* YOUR TASK *
Below is a listing to copy exactly; no image goes into the copy.

* RECORDS PROVIDED *

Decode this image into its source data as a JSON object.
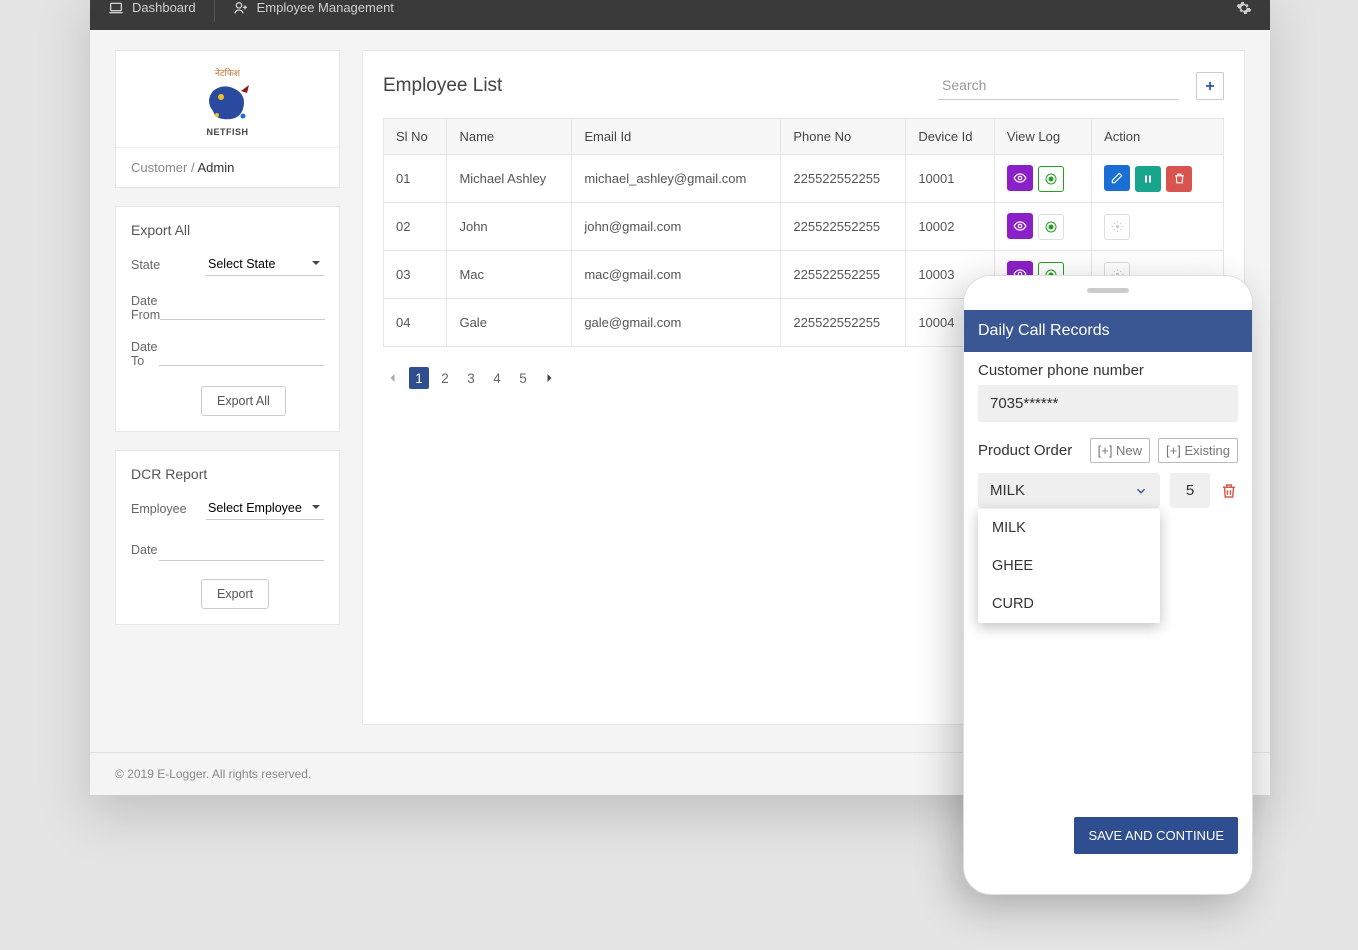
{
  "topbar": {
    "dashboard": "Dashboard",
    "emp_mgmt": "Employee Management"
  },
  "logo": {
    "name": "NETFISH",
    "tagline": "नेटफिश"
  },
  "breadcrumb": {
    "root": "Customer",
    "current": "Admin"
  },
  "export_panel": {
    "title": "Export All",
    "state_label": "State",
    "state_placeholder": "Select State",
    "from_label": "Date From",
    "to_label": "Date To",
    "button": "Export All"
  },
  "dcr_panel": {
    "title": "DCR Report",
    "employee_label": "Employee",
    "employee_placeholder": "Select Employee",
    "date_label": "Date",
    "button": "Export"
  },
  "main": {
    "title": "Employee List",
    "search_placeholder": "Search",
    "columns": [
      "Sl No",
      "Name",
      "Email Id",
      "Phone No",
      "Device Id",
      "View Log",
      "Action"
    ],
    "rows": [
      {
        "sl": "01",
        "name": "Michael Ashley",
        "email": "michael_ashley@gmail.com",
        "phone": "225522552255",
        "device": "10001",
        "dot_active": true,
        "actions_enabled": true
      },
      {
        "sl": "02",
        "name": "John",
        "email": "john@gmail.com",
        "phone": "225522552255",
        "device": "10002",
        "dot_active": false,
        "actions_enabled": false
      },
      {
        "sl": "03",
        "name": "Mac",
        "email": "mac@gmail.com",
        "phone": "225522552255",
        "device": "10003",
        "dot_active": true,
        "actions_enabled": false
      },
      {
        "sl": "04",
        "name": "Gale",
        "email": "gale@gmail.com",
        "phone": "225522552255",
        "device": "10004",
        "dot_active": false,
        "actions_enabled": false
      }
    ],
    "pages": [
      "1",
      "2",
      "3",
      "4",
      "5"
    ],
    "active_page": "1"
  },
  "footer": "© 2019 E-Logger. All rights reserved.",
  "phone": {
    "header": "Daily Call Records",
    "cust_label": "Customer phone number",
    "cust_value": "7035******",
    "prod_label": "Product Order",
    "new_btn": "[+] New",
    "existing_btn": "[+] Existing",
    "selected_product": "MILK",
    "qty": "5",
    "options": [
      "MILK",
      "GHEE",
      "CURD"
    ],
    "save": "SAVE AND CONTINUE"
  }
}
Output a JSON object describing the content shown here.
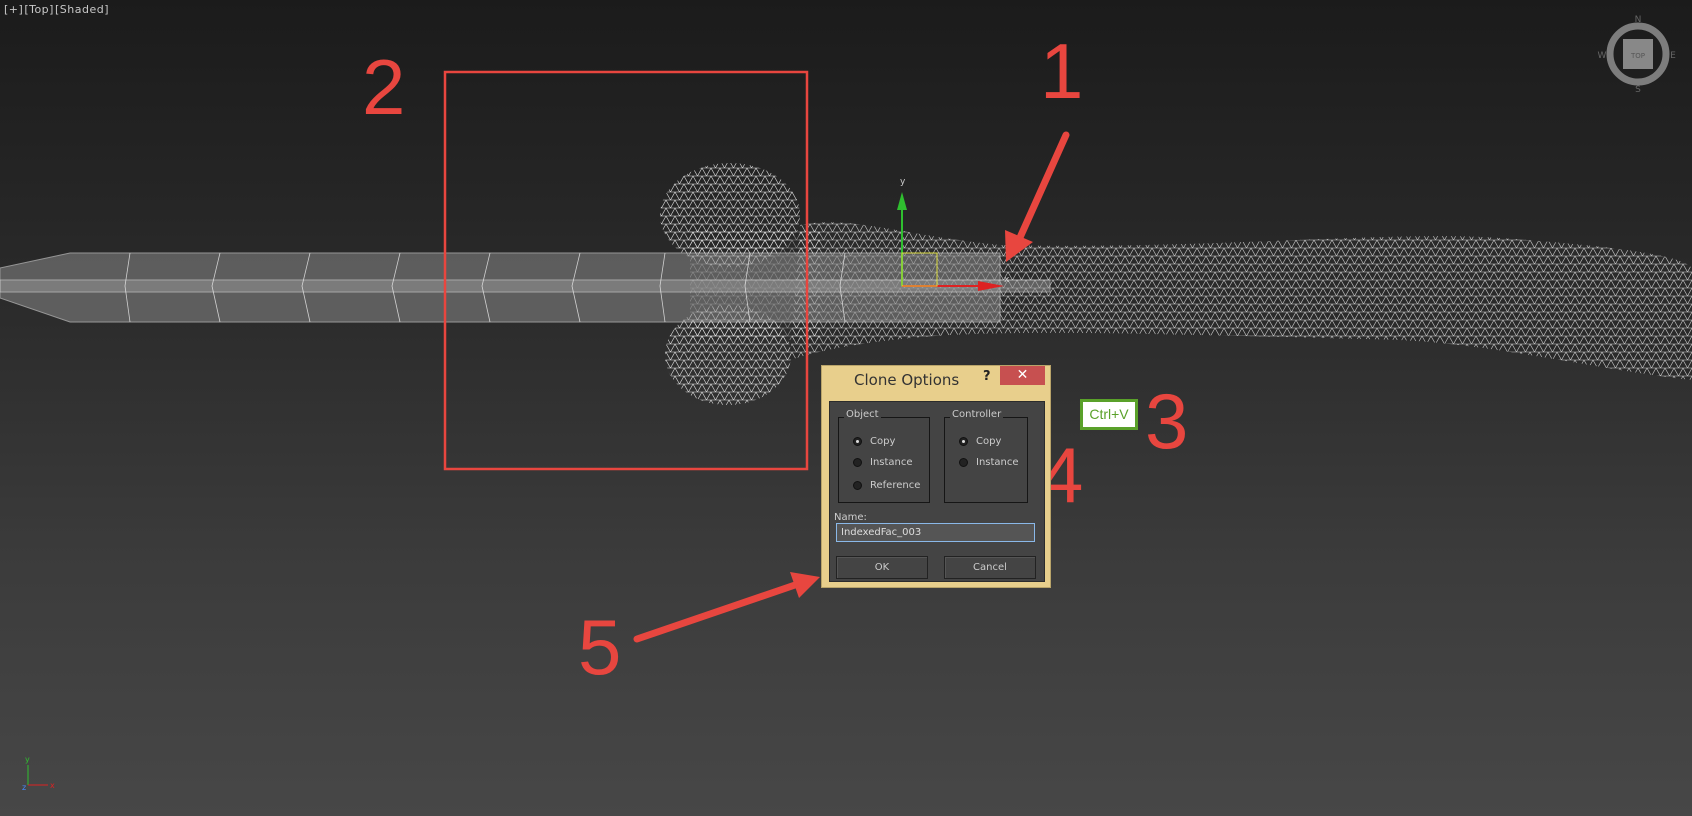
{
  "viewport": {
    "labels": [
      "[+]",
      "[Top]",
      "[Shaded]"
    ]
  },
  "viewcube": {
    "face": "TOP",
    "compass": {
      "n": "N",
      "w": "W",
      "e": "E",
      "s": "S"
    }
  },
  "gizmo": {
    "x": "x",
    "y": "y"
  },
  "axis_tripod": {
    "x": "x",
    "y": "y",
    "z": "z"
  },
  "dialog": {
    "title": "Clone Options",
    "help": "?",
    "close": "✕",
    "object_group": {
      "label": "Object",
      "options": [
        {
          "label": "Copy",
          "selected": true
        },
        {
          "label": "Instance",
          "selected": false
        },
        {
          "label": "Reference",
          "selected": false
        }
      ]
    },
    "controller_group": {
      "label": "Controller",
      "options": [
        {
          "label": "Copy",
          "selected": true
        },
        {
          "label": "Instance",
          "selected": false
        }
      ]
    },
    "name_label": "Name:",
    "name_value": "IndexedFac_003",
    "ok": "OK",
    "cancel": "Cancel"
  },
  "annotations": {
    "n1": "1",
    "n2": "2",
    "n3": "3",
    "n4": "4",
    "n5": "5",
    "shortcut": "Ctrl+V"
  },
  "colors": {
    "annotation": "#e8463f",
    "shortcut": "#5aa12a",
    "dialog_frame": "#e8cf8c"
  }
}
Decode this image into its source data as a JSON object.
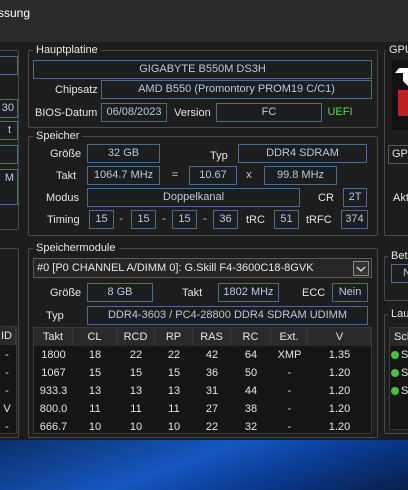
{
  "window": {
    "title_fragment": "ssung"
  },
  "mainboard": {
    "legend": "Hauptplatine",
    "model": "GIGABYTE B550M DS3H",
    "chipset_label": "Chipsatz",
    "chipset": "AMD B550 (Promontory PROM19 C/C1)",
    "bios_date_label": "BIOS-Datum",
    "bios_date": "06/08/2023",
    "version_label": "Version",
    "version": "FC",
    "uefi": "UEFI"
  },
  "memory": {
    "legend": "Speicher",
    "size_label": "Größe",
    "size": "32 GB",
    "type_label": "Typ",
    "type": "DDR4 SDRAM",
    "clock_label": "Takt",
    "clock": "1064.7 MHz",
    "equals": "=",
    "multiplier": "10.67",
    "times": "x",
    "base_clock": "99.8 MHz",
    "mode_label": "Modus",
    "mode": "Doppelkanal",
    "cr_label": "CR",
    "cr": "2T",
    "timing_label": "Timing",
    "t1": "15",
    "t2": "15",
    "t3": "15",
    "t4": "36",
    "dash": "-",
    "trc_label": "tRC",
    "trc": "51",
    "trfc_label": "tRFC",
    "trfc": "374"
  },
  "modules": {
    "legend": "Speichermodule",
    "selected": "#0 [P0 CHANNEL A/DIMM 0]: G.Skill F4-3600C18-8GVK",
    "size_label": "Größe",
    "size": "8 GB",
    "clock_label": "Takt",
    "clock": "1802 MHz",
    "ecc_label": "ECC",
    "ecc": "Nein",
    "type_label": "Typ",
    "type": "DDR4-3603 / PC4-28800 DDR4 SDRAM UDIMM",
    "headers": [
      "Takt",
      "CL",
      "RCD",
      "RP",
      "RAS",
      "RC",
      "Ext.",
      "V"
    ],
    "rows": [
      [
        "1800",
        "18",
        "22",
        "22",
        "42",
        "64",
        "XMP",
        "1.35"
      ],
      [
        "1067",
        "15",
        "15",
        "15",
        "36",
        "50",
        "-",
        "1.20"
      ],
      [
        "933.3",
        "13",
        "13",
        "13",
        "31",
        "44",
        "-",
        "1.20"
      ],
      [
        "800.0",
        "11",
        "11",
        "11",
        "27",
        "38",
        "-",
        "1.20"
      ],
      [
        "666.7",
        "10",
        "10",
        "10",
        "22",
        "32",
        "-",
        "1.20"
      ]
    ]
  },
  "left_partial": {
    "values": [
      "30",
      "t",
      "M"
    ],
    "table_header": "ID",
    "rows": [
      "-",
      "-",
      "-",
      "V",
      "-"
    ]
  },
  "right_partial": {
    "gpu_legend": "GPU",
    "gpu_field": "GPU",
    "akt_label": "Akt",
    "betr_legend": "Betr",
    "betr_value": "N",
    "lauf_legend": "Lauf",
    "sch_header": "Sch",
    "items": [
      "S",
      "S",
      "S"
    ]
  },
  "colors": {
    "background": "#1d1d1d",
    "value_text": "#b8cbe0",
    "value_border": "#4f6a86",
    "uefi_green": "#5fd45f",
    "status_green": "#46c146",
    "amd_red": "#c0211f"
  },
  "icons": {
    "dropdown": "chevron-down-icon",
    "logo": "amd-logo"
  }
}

* TASK SOLUTION *
Decode this image into its source data as a JSON object.
{
  "topbar": {
    "dashboard": "Dashboard",
    "emp_mgmt": "Employee Management"
  },
  "logo": {
    "name": "NETFISH",
    "tagline": "नेटफिश"
  },
  "breadcrumb": {
    "root": "Customer",
    "current": "Admin"
  },
  "export_panel": {
    "title": "Export All",
    "state_label": "State",
    "state_placeholder": "Select State",
    "from_label": "Date From",
    "to_label": "Date To",
    "button": "Export All"
  },
  "dcr_panel": {
    "title": "DCR Report",
    "employee_label": "Employee",
    "employee_placeholder": "Select Employee",
    "date_label": "Date",
    "button": "Export"
  },
  "main": {
    "title": "Employee List",
    "search_placeholder": "Search",
    "columns": [
      "Sl No",
      "Name",
      "Email Id",
      "Phone No",
      "Device Id",
      "View Log",
      "Action"
    ],
    "rows": [
      {
        "sl": "01",
        "name": "Michael Ashley",
        "email": "michael_ashley@gmail.com",
        "phone": "225522552255",
        "device": "10001",
        "dot_active": true,
        "actions_enabled": true
      },
      {
        "sl": "02",
        "name": "John",
        "email": "john@gmail.com",
        "phone": "225522552255",
        "device": "10002",
        "dot_active": false,
        "actions_enabled": false
      },
      {
        "sl": "03",
        "name": "Mac",
        "email": "mac@gmail.com",
        "phone": "225522552255",
        "device": "10003",
        "dot_active": true,
        "actions_enabled": false
      },
      {
        "sl": "04",
        "name": "Gale",
        "email": "gale@gmail.com",
        "phone": "225522552255",
        "device": "10004",
        "dot_active": false,
        "actions_enabled": false
      }
    ],
    "pages": [
      "1",
      "2",
      "3",
      "4",
      "5"
    ],
    "active_page": "1"
  },
  "footer": "© 2019 E-Logger. All rights reserved.",
  "phone": {
    "header": "Daily Call Records",
    "cust_label": "Customer phone number",
    "cust_value": "7035******",
    "prod_label": "Product Order",
    "new_btn": "[+] New",
    "existing_btn": "[+] Existing",
    "selected_product": "MILK",
    "qty": "5",
    "options": [
      "MILK",
      "GHEE",
      "CURD"
    ],
    "save": "SAVE AND CONTINUE"
  }
}
Output a JSON object describing the content shown here.
{
  "viewport": {
    "labels": [
      "[+]",
      "[Top]",
      "[Shaded]"
    ]
  },
  "viewcube": {
    "face": "TOP",
    "compass": {
      "n": "N",
      "w": "W",
      "e": "E",
      "s": "S"
    }
  },
  "gizmo": {
    "x": "x",
    "y": "y"
  },
  "axis_tripod": {
    "x": "x",
    "y": "y",
    "z": "z"
  },
  "dialog": {
    "title": "Clone Options",
    "help": "?",
    "close": "✕",
    "object_group": {
      "label": "Object",
      "options": [
        {
          "label": "Copy",
          "selected": true
        },
        {
          "label": "Instance",
          "selected": false
        },
        {
          "label": "Reference",
          "selected": false
        }
      ]
    },
    "controller_group": {
      "label": "Controller",
      "options": [
        {
          "label": "Copy",
          "selected": true
        },
        {
          "label": "Instance",
          "selected": false
        }
      ]
    },
    "name_label": "Name:",
    "name_value": "IndexedFac_003",
    "ok": "OK",
    "cancel": "Cancel"
  },
  "annotations": {
    "n1": "1",
    "n2": "2",
    "n3": "3",
    "n4": "4",
    "n5": "5",
    "shortcut": "Ctrl+V"
  },
  "colors": {
    "annotation": "#e8463f",
    "shortcut": "#5aa12a",
    "dialog_frame": "#e8cf8c"
  }
}
Decode this image into its source data as a JSON object.
{
  "window": {
    "title_fragment": "ssung"
  },
  "mainboard": {
    "legend": "Hauptplatine",
    "model": "GIGABYTE B550M DS3H",
    "chipset_label": "Chipsatz",
    "chipset": "AMD B550 (Promontory PROM19 C/C1)",
    "bios_date_label": "BIOS-Datum",
    "bios_date": "06/08/2023",
    "version_label": "Version",
    "version": "FC",
    "uefi": "UEFI"
  },
  "memory": {
    "legend": "Speicher",
    "size_label": "Größe",
    "size": "32 GB",
    "type_label": "Typ",
    "type": "DDR4 SDRAM",
    "clock_label": "Takt",
    "clock": "1064.7 MHz",
    "equals": "=",
    "multiplier": "10.67",
    "times": "x",
    "base_clock": "99.8 MHz",
    "mode_label": "Modus",
    "mode": "Doppelkanal",
    "cr_label": "CR",
    "cr": "2T",
    "timing_label": "Timing",
    "t1": "15",
    "t2": "15",
    "t3": "15",
    "t4": "36",
    "dash": "-",
    "trc_label": "tRC",
    "trc": "51",
    "trfc_label": "tRFC",
    "trfc": "374"
  },
  "modules": {
    "legend": "Speichermodule",
    "selected": "#0 [P0 CHANNEL A/DIMM 0]: G.Skill F4-3600C18-8GVK",
    "size_label": "Größe",
    "size": "8 GB",
    "clock_label": "Takt",
    "clock": "1802 MHz",
    "ecc_label": "ECC",
    "ecc": "Nein",
    "type_label": "Typ",
    "type": "DDR4-3603 / PC4-28800 DDR4 SDRAM UDIMM",
    "headers": [
      "Takt",
      "CL",
      "RCD",
      "RP",
      "RAS",
      "RC",
      "Ext.",
      "V"
    ],
    "rows": [
      [
        "1800",
        "18",
        "22",
        "22",
        "42",
        "64",
        "XMP",
        "1.35"
      ],
      [
        "1067",
        "15",
        "15",
        "15",
        "36",
        "50",
        "-",
        "1.20"
      ],
      [
        "933.3",
        "13",
        "13",
        "13",
        "31",
        "44",
        "-",
        "1.20"
      ],
      [
        "800.0",
        "11",
        "11",
        "11",
        "27",
        "38",
        "-",
        "1.20"
      ],
      [
        "666.7",
        "10",
        "10",
        "10",
        "22",
        "32",
        "-",
        "1.20"
      ]
    ]
  },
  "left_partial": {
    "values": [
      "30",
      "t",
      "M"
    ],
    "table_header": "ID",
    "rows": [
      "-",
      "-",
      "-",
      "V",
      "-"
    ]
  },
  "right_partial": {
    "gpu_legend": "GPU",
    "gpu_field": "GPU",
    "akt_label": "Akt",
    "betr_legend": "Betr",
    "betr_value": "N",
    "lauf_legend": "Lauf",
    "sch_header": "Sch",
    "items": [
      "S",
      "S",
      "S"
    ]
  },
  "colors": {
    "background": "#1d1d1d",
    "value_text": "#b8cbe0",
    "value_border": "#4f6a86",
    "uefi_green": "#5fd45f",
    "status_green": "#46c146",
    "amd_red": "#c0211f"
  },
  "icons": {
    "dropdown": "chevron-down-icon",
    "logo": "amd-logo"
  }
}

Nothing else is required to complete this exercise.